▶ [EXERCISE DIRECTIONS]: Output, word for word, the line that contains "Transcribe this image's" and all lines following it to the end of the listing. Drop the pictures.

=== RAW DATA ===

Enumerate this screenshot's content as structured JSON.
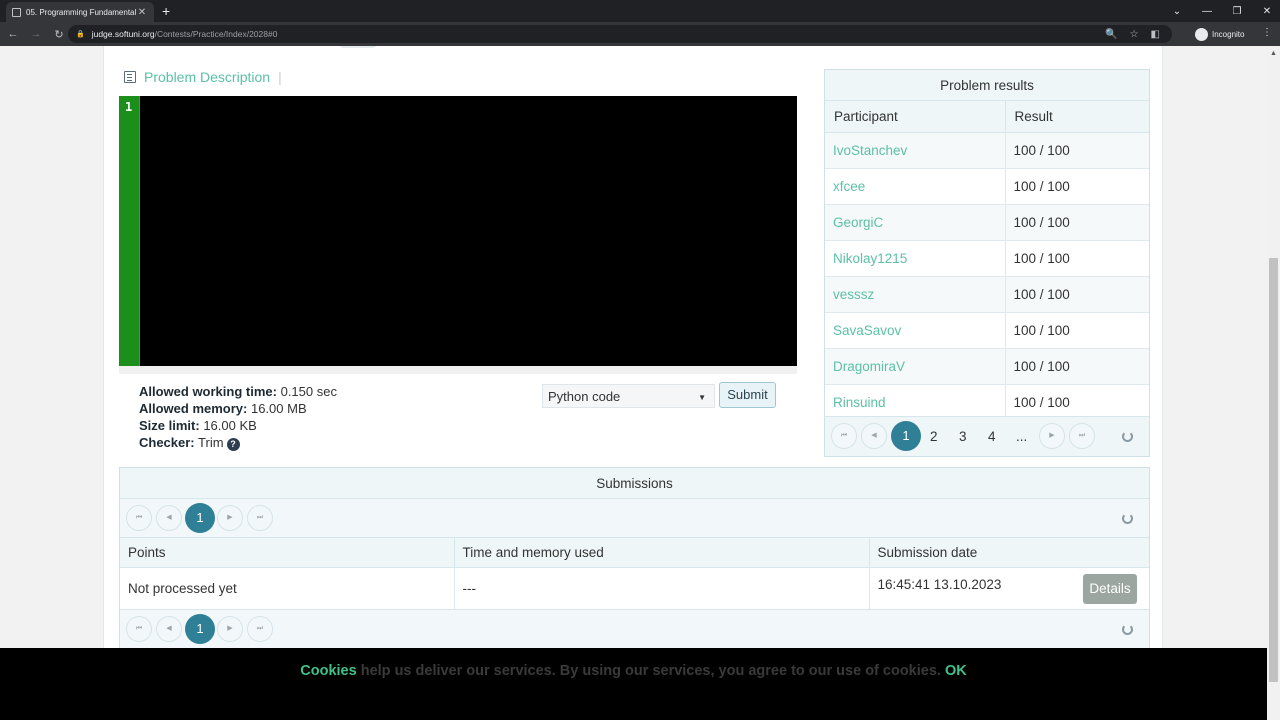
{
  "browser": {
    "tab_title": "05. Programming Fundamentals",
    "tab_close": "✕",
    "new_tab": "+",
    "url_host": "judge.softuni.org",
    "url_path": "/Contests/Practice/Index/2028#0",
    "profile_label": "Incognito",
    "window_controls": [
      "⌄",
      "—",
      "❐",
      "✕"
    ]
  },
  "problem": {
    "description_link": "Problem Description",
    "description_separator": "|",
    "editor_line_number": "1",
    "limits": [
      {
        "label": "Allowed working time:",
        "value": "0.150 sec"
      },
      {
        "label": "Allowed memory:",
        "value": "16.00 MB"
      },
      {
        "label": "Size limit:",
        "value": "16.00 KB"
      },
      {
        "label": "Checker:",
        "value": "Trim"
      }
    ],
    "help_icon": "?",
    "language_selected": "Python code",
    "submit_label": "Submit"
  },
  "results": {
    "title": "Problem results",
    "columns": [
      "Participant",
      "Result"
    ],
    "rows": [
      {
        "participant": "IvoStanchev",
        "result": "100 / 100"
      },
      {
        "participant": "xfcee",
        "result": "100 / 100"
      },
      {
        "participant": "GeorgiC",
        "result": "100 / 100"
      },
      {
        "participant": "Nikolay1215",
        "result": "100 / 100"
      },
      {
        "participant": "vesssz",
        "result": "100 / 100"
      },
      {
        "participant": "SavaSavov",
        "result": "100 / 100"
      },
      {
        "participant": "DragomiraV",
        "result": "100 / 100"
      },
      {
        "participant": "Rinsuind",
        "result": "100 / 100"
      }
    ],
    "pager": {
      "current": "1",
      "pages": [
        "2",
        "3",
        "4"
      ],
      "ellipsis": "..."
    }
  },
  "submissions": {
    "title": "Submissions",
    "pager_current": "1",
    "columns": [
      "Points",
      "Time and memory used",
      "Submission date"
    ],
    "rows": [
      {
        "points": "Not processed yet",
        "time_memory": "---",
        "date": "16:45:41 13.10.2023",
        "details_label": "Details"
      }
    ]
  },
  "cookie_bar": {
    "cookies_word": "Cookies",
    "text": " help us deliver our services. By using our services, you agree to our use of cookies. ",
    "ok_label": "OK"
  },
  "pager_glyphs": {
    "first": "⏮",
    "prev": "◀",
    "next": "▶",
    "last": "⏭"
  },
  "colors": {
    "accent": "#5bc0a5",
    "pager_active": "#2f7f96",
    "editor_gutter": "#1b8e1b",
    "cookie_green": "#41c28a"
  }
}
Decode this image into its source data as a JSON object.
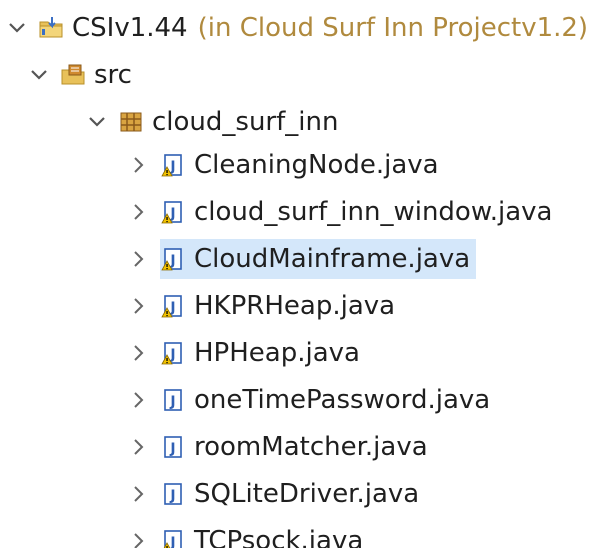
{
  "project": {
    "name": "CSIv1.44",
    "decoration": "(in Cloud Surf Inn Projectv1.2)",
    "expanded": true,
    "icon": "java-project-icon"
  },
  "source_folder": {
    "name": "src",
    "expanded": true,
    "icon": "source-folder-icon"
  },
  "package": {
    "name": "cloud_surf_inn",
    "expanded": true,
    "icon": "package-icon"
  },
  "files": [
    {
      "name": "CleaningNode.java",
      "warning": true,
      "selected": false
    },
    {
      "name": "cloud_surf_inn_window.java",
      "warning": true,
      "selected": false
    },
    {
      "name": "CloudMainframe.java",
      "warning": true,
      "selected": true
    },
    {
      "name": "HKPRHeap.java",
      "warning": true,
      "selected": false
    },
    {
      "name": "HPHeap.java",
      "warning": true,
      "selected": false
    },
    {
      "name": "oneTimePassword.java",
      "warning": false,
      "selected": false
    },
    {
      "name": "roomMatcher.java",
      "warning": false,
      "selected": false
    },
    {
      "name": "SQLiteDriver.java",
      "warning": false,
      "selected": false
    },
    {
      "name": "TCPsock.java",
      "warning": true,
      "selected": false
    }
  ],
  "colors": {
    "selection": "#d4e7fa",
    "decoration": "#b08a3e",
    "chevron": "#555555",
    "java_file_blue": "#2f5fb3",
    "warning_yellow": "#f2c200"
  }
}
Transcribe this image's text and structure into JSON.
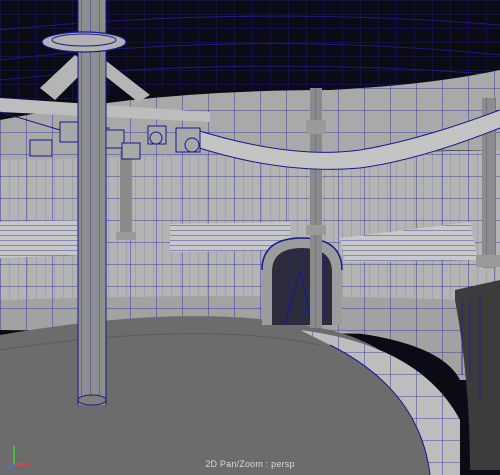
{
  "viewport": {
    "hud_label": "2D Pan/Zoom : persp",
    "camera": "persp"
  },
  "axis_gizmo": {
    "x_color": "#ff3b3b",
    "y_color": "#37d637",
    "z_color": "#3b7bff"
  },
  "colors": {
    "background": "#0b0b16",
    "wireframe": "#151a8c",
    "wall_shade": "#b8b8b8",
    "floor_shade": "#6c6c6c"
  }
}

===

▶ [RESPONSE AREA]:
Transcribe this image's text and structure into JSON.
{
  "viewport": {
    "hud_label": "2D Pan/Zoom : persp",
    "camera": "persp"
  },
  "axis_gizmo": {
    "x_color": "#ff3b3b",
    "y_color": "#37d637",
    "z_color": "#3b7bff"
  },
  "colors": {
    "background": "#0b0b16",
    "wireframe": "#151a8c",
    "wall_shade": "#b8b8b8",
    "floor_shade": "#6c6c6c"
  }
}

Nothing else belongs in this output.